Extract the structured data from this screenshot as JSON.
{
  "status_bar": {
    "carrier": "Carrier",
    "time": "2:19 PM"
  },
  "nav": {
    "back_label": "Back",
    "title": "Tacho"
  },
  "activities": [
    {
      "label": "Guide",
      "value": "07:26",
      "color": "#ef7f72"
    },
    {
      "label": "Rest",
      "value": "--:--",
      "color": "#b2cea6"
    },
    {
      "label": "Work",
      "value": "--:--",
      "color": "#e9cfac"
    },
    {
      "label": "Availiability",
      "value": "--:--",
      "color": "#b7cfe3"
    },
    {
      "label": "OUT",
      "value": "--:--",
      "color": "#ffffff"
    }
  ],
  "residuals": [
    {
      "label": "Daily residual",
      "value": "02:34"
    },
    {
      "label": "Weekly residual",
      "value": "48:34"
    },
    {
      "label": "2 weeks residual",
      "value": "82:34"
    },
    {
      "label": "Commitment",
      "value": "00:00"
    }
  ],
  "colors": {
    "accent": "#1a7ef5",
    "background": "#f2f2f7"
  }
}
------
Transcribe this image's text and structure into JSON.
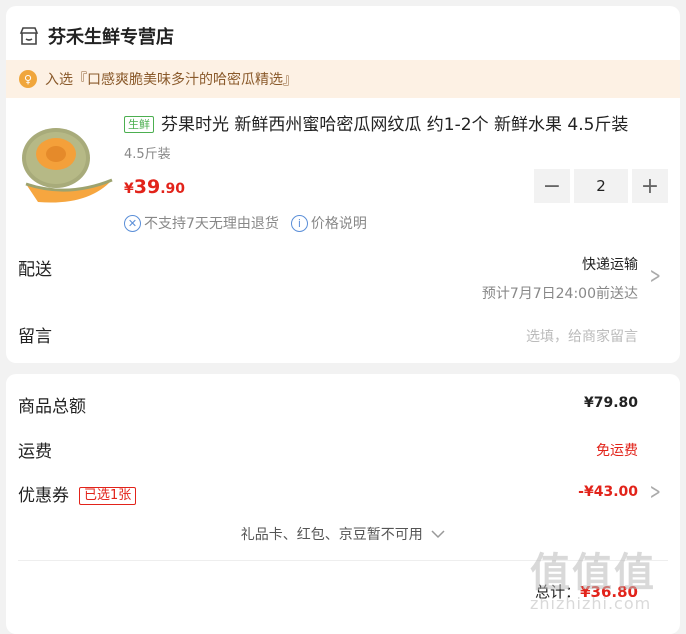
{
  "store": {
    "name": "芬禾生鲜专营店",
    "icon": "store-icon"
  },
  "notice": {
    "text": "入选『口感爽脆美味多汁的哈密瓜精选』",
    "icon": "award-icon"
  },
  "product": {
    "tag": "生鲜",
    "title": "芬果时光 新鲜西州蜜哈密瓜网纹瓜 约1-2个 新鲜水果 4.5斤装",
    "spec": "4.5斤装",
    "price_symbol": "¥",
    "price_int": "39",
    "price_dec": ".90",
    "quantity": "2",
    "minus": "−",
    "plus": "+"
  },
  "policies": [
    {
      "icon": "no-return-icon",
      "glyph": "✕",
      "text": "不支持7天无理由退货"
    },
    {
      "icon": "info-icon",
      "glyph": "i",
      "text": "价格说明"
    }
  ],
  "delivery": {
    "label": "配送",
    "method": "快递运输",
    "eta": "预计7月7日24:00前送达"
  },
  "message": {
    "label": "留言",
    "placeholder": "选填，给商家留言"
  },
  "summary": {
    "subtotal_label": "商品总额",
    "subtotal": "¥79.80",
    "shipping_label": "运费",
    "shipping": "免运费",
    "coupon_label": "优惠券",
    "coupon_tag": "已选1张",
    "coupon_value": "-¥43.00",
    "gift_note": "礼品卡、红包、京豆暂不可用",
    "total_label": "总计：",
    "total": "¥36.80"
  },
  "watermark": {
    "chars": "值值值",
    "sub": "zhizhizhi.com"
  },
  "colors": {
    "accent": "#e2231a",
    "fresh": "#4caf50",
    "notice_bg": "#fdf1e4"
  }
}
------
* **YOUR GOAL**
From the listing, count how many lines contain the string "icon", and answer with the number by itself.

* **ANSWER FOR THIS EXERCISE**
4